(The Hill) — The school system in Madison County, N.C., plans to put AR-15 rifles in emergency safes in each of its six schools as a part of a plan for enhanced security in the wake of the Uvalde, Texas, school shooting earlier this year.
“We were able to put an AR-15 rifle and safes in all of our schools in the county,” Sheriff Buddy Harwood told the Asheville Citizen-Times. “We’ve also got breaching tools to go into those safes. We’ve got extra magazines with ammo in those safes.”
The breaching tools are intended to allow police to break down barricaded doors without having to wait for the fire department.
Harwood said that he wants to “make sure my deputies are prepared” in the event of a school shooting, especially after the Uvalde police failed to take down the shooter at Robb Elementary School for over an hour.
“Those officers were in that building for so long, and that suspect was able to infiltrate that building and injure and kill so many kids,” said Harwood.
“I do not want to have to run back out to the car to grab an AR, because that’s time lost. Hopefully we’ll never need it, but I want my guys to be as prepared as prepared can be,” he added.
The schools where the safes will be located are Brush Creek Elementary, Hot Springs Elementary, Mars Hill Elementary, Madison Middle, Madison High and Madison Early College High.
Madison County Schools Superintendent Will Hoffman said that the system’s administration has been in regular contact with Harwood and the rest of the police department about school security.
“Our partnership with law enforcement is a critical part of our daily preparations. We have to be vigilant and prepared for any possibility at any time. Our students have to feel safe in order to be safe,” said Hoffman.
Harwood acknowledged that people might have concerns about AR-15s being located in a school, but he argued that it would be safer on the whole.
“I hate that we’ve come to a place in our nation where I’ve got to put a safe in our schools, and lock that safe up for my deputies to be able to acquire an AR-15. But, we can shut it off and say it won’t happen in Madison County, but we never know,” he said.

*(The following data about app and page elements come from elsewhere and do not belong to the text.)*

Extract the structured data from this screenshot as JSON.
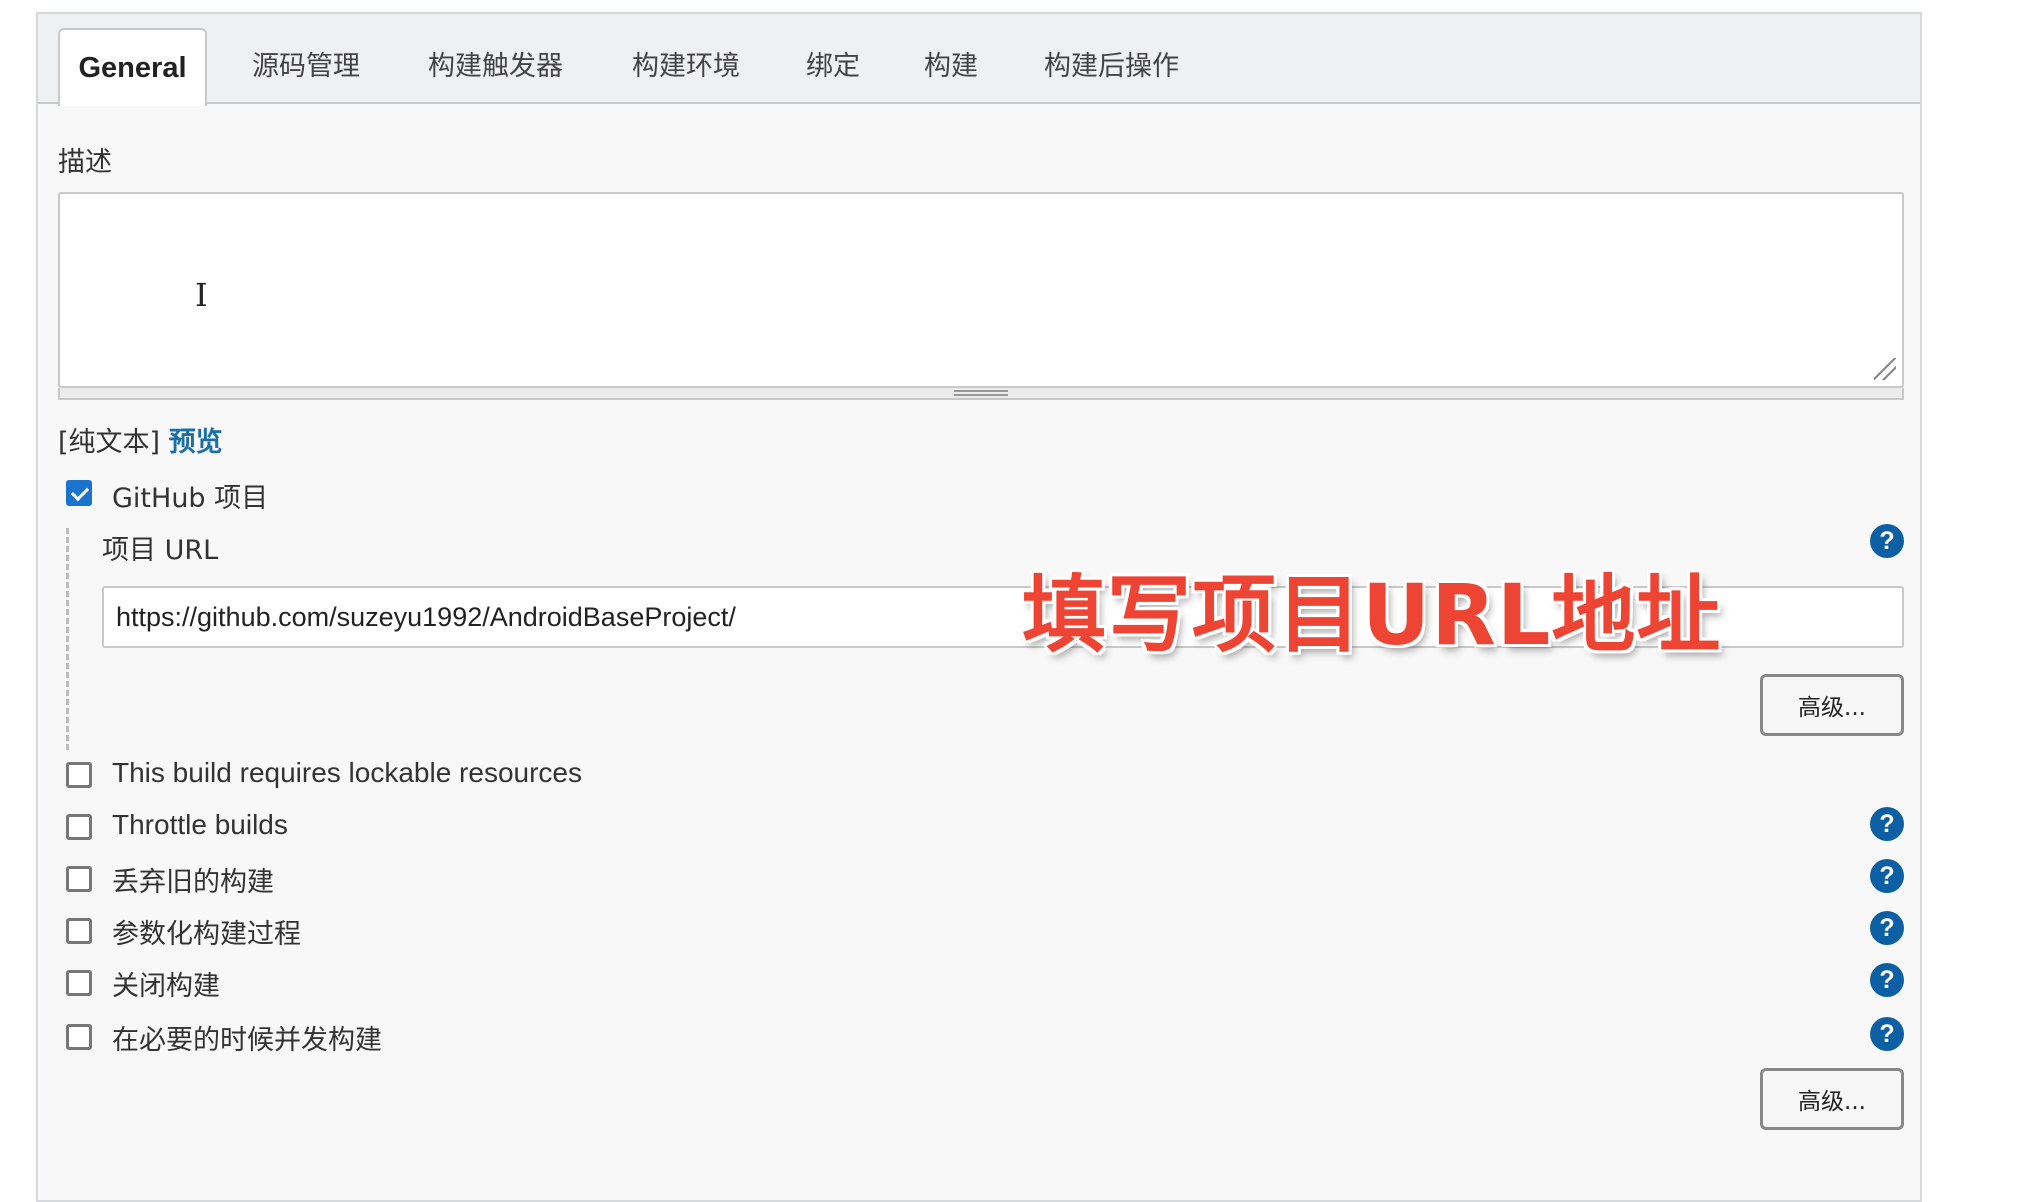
{
  "tabs": [
    {
      "label": "General",
      "active": true
    },
    {
      "label": "源码管理"
    },
    {
      "label": "构建触发器"
    },
    {
      "label": "构建环境"
    },
    {
      "label": "绑定"
    },
    {
      "label": "构建"
    },
    {
      "label": "构建后操作"
    }
  ],
  "description": {
    "label": "描述",
    "value": "",
    "format_prefix": "[纯文本]",
    "preview_link": "预览"
  },
  "github_project": {
    "checkbox_label": "GitHub 项目",
    "checked": true,
    "url_label": "项目 URL",
    "url_value": "https://github.com/suzeyu1992/AndroidBaseProject/",
    "advanced_button": "高级..."
  },
  "options": [
    {
      "label": "This build requires lockable resources",
      "checked": false,
      "help": false
    },
    {
      "label": "Throttle builds",
      "checked": false,
      "help": true
    },
    {
      "label": "丢弃旧的构建",
      "checked": false,
      "help": true
    },
    {
      "label": "参数化构建过程",
      "checked": false,
      "help": true
    },
    {
      "label": "关闭构建",
      "checked": false,
      "help": true
    },
    {
      "label": "在必要的时候并发构建",
      "checked": false,
      "help": true
    }
  ],
  "advanced_button_bottom": "高级...",
  "annotation": "填写项目URL地址",
  "help_icon_glyph": "?",
  "colors": {
    "accent": "#1b73d0",
    "help": "#0d5fa3",
    "link": "#1b6fa8",
    "annotation": "#ee4434"
  }
}
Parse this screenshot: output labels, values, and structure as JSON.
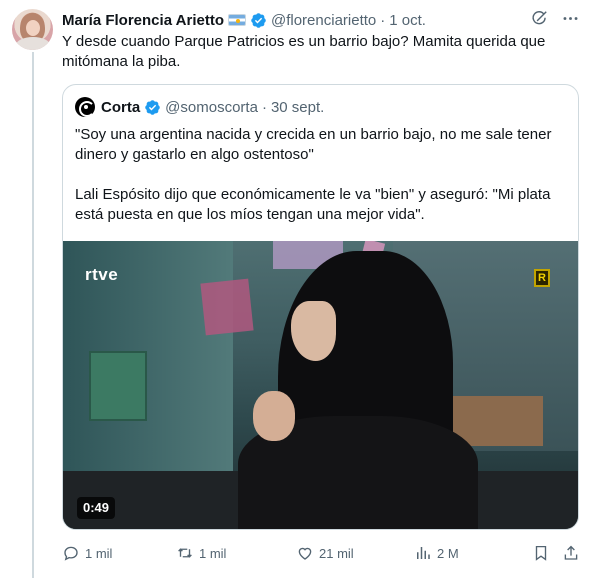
{
  "tweet": {
    "author_name": "María Florencia Arietto",
    "handle": "@florenciarietto",
    "separator": "·",
    "timestamp": "1 oct.",
    "text": "Y desde cuando Parque Patricios es un barrio bajo? Mamita querida que mitómana la piba.",
    "icons": [
      "grok-icon",
      "more-icon"
    ]
  },
  "quoted_tweet": {
    "author_name": "Corta",
    "handle": "@somoscorta",
    "separator": "·",
    "timestamp": "30 sept.",
    "paragraph_1": "\"Soy una argentina nacida y crecida en un barrio bajo, no me sale tener dinero y gastarlo en algo ostentoso\"",
    "paragraph_2": "Lali Espósito dijo que económicamente le va \"bien\" y aseguró: \"Mi plata está puesta en que los míos tengan una mejor vida\".",
    "video": {
      "channel_logo": "rtve",
      "badge": "R",
      "duration": "0:49"
    }
  },
  "actions": {
    "replies": "1 mil",
    "retweets": "1 mil",
    "likes": "21 mil",
    "views": "2 M"
  },
  "colors": {
    "verified": "#1d9bf0",
    "secondary_text": "#536471",
    "border": "#cfd9de"
  }
}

Harwood continued: “I want the parents of Madison County to know we’re going to take every measure necessary to ensure our kids are safe in this school system. If my parents, as a whole, want me to stand at that door with that AR strapped around that officer’s neck, then I’m going to do whatever my parents want as a whole to keep our kids safe.”